Intrinsic and Extrinsic Factors
The most widely excepted factor for RCT's is chronic overuse of the rotator cuff that leads to micro-tears within the tendons that overtime build up to cause a rupture of the tendon (usually the supraspinatus). Some researchers believe that degeneration of the rotator cuff is a normal and natural part of ageing. A study back in 1991 found that 97% of 891 tendons examined had signs of degeneration. This would certainly support the ageing theory. However, just because something is normal does not make it optimal. As their is no research that has investigated our modern lifestyles effect on degenerative RCT. In other words how does our lack of exercise, high stress jobs, poor food quailty etc have on our bodies ability to heal itself and prevent things like RCT's. Whilst there are no studies that factor in all the various variables as it would be impossible to quite frankly. There are studies available that single out certain lifestyle choice, such as smoking as well as looking at diabetes and high cholesterol (Essentially the effect of a poor diet/lifestyle) and the increased incidence of RCT. I will link to those papers at the end of this blog.
Sciatica is one of the most common diagnosis given by medical professionals for pain that radiates down the thigh.
So what is sciatica?
True sciatica is classified as pain that radiates down the back of the leg pass the knee and down to the foot. Sciatica is typically caused by a pinching of the sciatic nerve at the intervertebral foramina (the part of the spine where the nerves exit) this pinching can be caused by a number of structures both directly at the exit point of the nerve but also at various stages of the nerves path as it travels down the leg. However, it is usually due to a pinching at the nerve root that causes true sciatic pain.
Common symptoms include
- Pain in one leg that travels down to the foot
- Pain is usually described as sharp, burning or stabbing
- Pins and needles can sometimes accompany the pain
- Walking and movement can be difficult due to the pain
- Sitting often causes pain
- Bending forwards can give some relief
The good news is that sciatica is usually straight forwards to treat and permanent damage is rare. However if the pain begins to radiate into both legs that is accompanied by numbness around the anus and saddle region with incontinence then you should seek immediate medical attention as this is a sign of a condition called cauda equina which is a medial emergency.
How to treat sciatica
How sciatica is treated depends largely on the cause which your osteopath will be able to determine with an examination. but will usually consist of manual therapy and exercise, alongside possible lifestyle advice to prevent it from happening again. Below are several exercises that may give you some relief in the meantime.

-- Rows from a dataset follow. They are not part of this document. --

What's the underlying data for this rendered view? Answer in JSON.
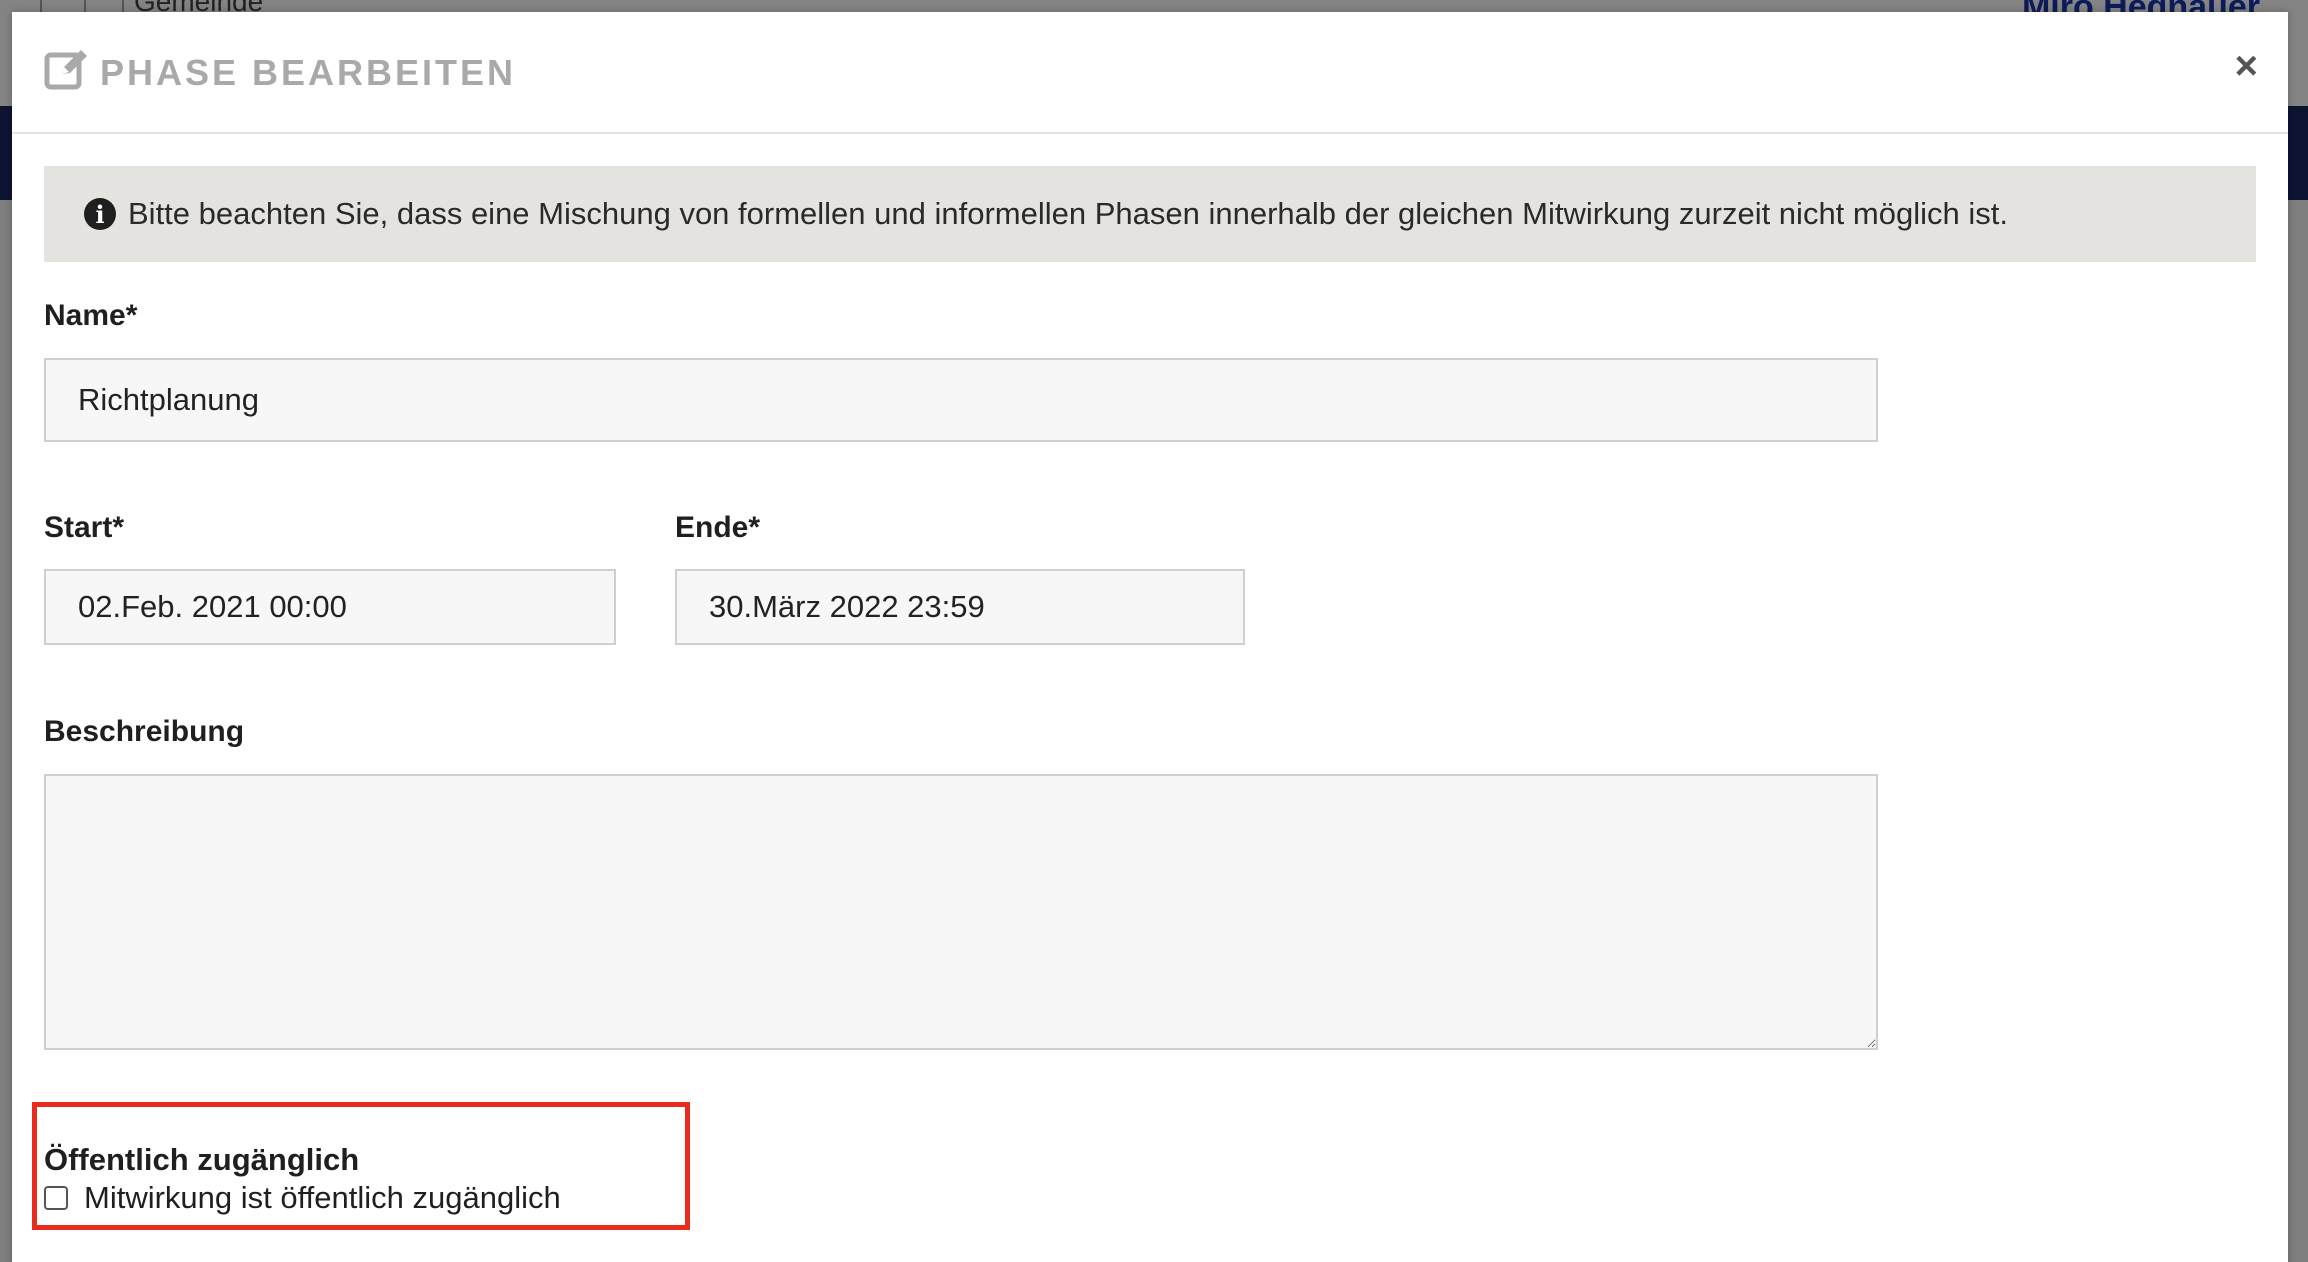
{
  "background": {
    "municipality_label": "Gemeinde",
    "user_name": "Miro Hegnauer"
  },
  "modal": {
    "title": "PHASE BEARBEITEN",
    "edit_icon": "edit-icon",
    "close_label": "×",
    "info": {
      "icon": "info-circle-icon",
      "text": "Bitte beachten Sie, dass eine Mischung von formellen und informellen Phasen innerhalb der gleichen Mitwirkung zurzeit nicht möglich ist."
    },
    "fields": {
      "name": {
        "label": "Name*",
        "value": "Richtplanung"
      },
      "start": {
        "label": "Start*",
        "value": "02.Feb. 2021 00:00"
      },
      "end": {
        "label": "Ende*",
        "value": "30.März 2022 23:59"
      },
      "description": {
        "label": "Beschreibung",
        "value": ""
      },
      "public": {
        "label": "Öffentlich zugänglich",
        "checkbox_label": "Mitwirkung ist öffentlich zugänglich",
        "checked": false
      }
    }
  },
  "colors": {
    "highlight": "#ea2a1c",
    "nav_band": "#0c1432",
    "info_banner": "#e5e3df",
    "title_gray": "#a9a9a9"
  }
}
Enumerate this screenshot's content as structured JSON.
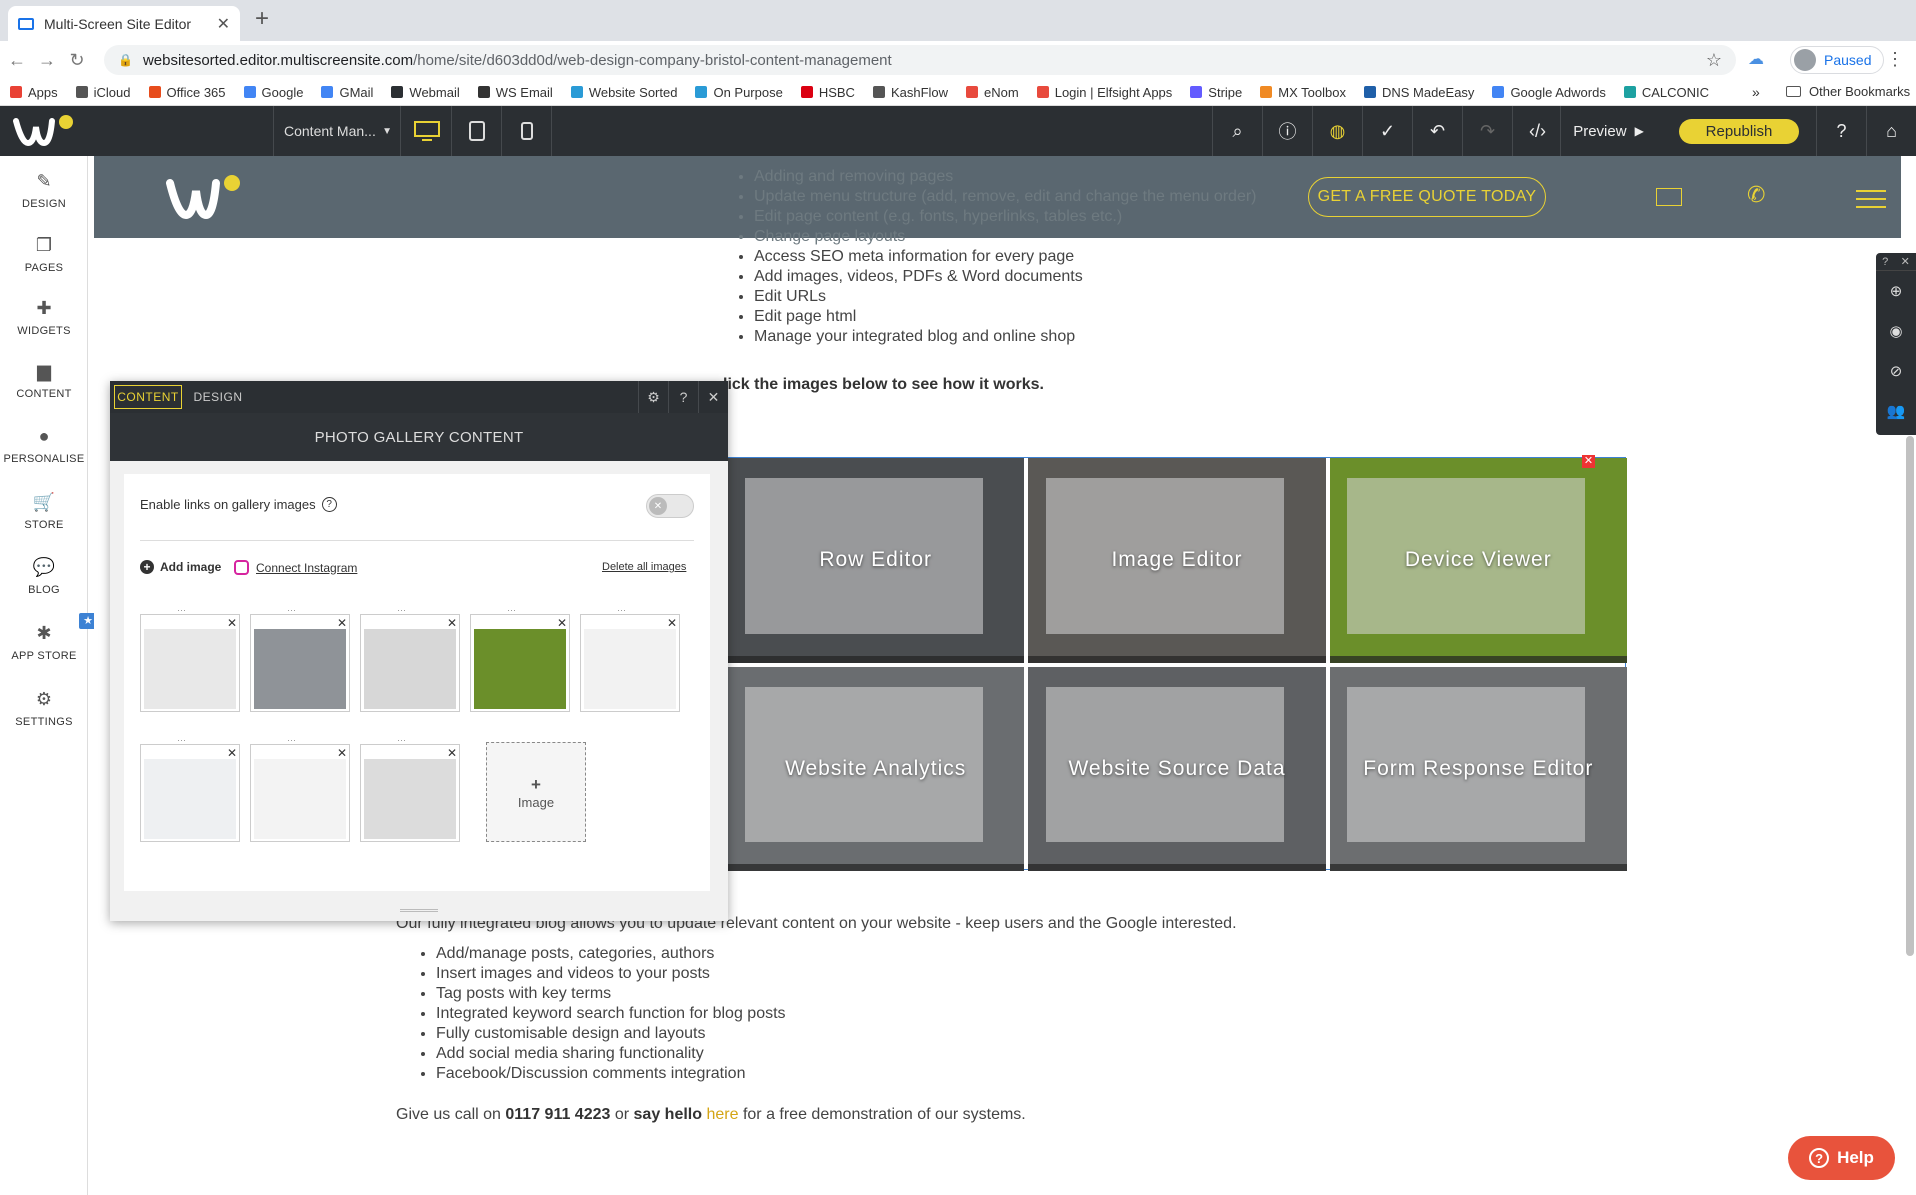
{
  "browser": {
    "tab_title": "Multi-Screen Site Editor",
    "url_host": "websitesorted.editor.multiscreensite.com",
    "url_path": "/home/site/d603dd0d/web-design-company-bristol-content-management",
    "profile_label": "Paused",
    "bookmarks": [
      {
        "label": "Apps",
        "color": "#e94235"
      },
      {
        "label": "iCloud",
        "color": "#555555"
      },
      {
        "label": "Office 365",
        "color": "#e74c1c"
      },
      {
        "label": "Google",
        "color": "#4285f4"
      },
      {
        "label": "GMail",
        "color": "#4285f4"
      },
      {
        "label": "Webmail",
        "color": "#2b2f33"
      },
      {
        "label": "WS Email",
        "color": "#333333"
      },
      {
        "label": "Website Sorted",
        "color": "#2a9bd6"
      },
      {
        "label": "On Purpose",
        "color": "#2a9bd6"
      },
      {
        "label": "HSBC",
        "color": "#db0011"
      },
      {
        "label": "KashFlow",
        "color": "#555555"
      },
      {
        "label": "eNom",
        "color": "#e84a3d"
      },
      {
        "label": "Login | Elfsight Apps",
        "color": "#e84a3d"
      },
      {
        "label": "Stripe",
        "color": "#635bff"
      },
      {
        "label": "MX Toolbox",
        "color": "#f08a24"
      },
      {
        "label": "DNS MadeEasy",
        "color": "#1f5fa8"
      },
      {
        "label": "Google Adwords",
        "color": "#4285f4"
      },
      {
        "label": "CALCONIC",
        "color": "#1da1a1"
      }
    ],
    "bookmarks_more": "»",
    "other_bookmarks": "Other Bookmarks"
  },
  "toolbar": {
    "page_selector": "Content Man...",
    "preview_label": "Preview",
    "republish_label": "Republish"
  },
  "sidebar": {
    "items": [
      {
        "label": "DESIGN",
        "icon": "✎"
      },
      {
        "label": "PAGES",
        "icon": "❐"
      },
      {
        "label": "WIDGETS",
        "icon": "✚"
      },
      {
        "label": "CONTENT",
        "icon": "▆"
      },
      {
        "label": "PERSONALISE",
        "icon": "●"
      },
      {
        "label": "STORE",
        "icon": "🛒"
      },
      {
        "label": "BLOG",
        "icon": "💬"
      },
      {
        "label": "APP STORE",
        "icon": "✱"
      },
      {
        "label": "SETTINGS",
        "icon": "⚙"
      }
    ]
  },
  "site": {
    "quote_button": "GET A FREE QUOTE TODAY",
    "top_list": [
      "Adding and removing pages",
      "Update menu structure (add, remove, edit and change the menu order)",
      "Edit page content (e.g. fonts, hyperlinks, tables etc.)",
      "Change page layouts",
      "Access SEO meta information for every page",
      "Add images, videos, PDFs & Word documents",
      "Edit URLs",
      "Edit page html",
      "Manage your integrated blog and online shop"
    ],
    "click_line": "lick the images below to see how it works.",
    "gallery": [
      {
        "caption": "Row Editor",
        "color": "#4a4d50"
      },
      {
        "caption": "Image Editor",
        "color": "#5a5855"
      },
      {
        "caption": "Device Viewer",
        "color": "#6b8f2a"
      },
      {
        "caption": "Website Analytics",
        "color": "#6a6d70"
      },
      {
        "caption": "Website Source Data",
        "color": "#5e6063"
      },
      {
        "caption": "Form Response Editor",
        "color": "#6c6e70"
      }
    ],
    "blog_paragraph": "Our fully integrated blog allows you to update relevant content on your website - keep users and the Google interested.",
    "bottom_list": [
      "Add/manage posts, categories, authors",
      "Insert images and videos to your posts",
      "Tag posts with key terms",
      "Integrated keyword search function for blog posts",
      "Fully customisable design and layouts",
      "Add social media sharing functionality",
      "Facebook/Discussion comments integration"
    ],
    "call_prefix": "Give us call on ",
    "phone": "0117 911 4223",
    "call_mid": " or ",
    "say_hello": "say hello",
    "here_link": "here",
    "call_suffix": " for a free demonstration of our systems.",
    "help_label": "Help"
  },
  "panel": {
    "tab_content": "CONTENT",
    "tab_design": "DESIGN",
    "title": "PHOTO GALLERY CONTENT",
    "toggle_label": "Enable links on gallery images",
    "add_image": "Add image",
    "connect_instagram": "Connect Instagram",
    "delete_all": "Delete all images",
    "add_tile_label": "Image",
    "thumbs": [
      {
        "color": "#e8e8e8"
      },
      {
        "color": "#8f9398"
      },
      {
        "color": "#d7d7d7"
      },
      {
        "color": "#6b8f2a"
      },
      {
        "color": "#f2f2f2"
      },
      {
        "color": "#eef0f2"
      },
      {
        "color": "#f3f3f3"
      },
      {
        "color": "#dcdcdc"
      }
    ]
  },
  "colors": {
    "accent": "#e9d234",
    "editor_dark": "#2b2f33",
    "site_header": "#5a6770",
    "selection_blue": "#3d82d4"
  }
}
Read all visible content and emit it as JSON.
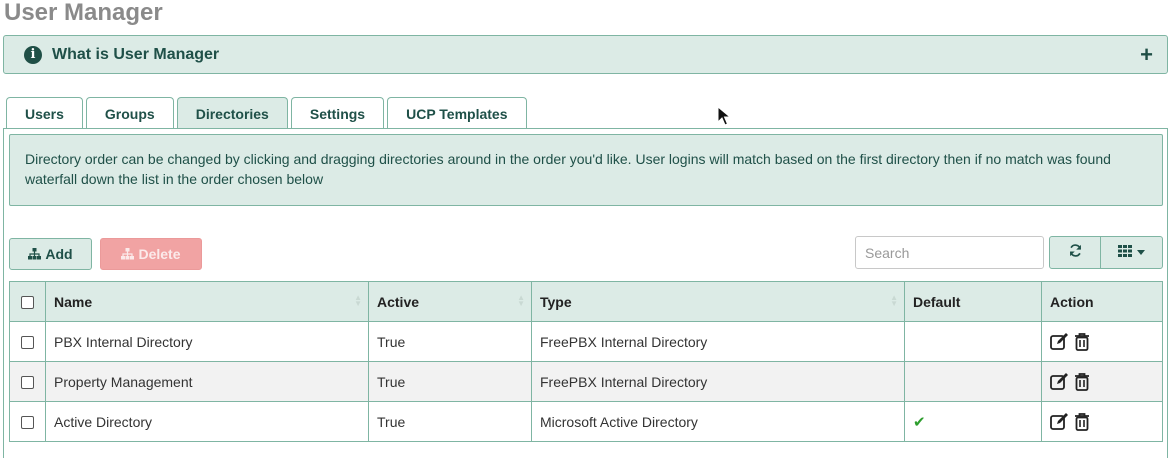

If you currently have sciatica symptoms and would like to talk about your pain then I can be contacted on 07500059064 or by email at email@example.com or on facebook messenger.
Yours in Health
Andrew Graves, Osteopth & Sports Therapist
Serving Pontypool, Cwmbran, Usk & Abergvaenny
Andy has been involved in the health & fitness industry for over 10 years, specialising in corrective exercise, injury prevention and rehabilitation of low back, neck and shoulder pain. He also has an interest in the use of Osteopathy for the management of headaches.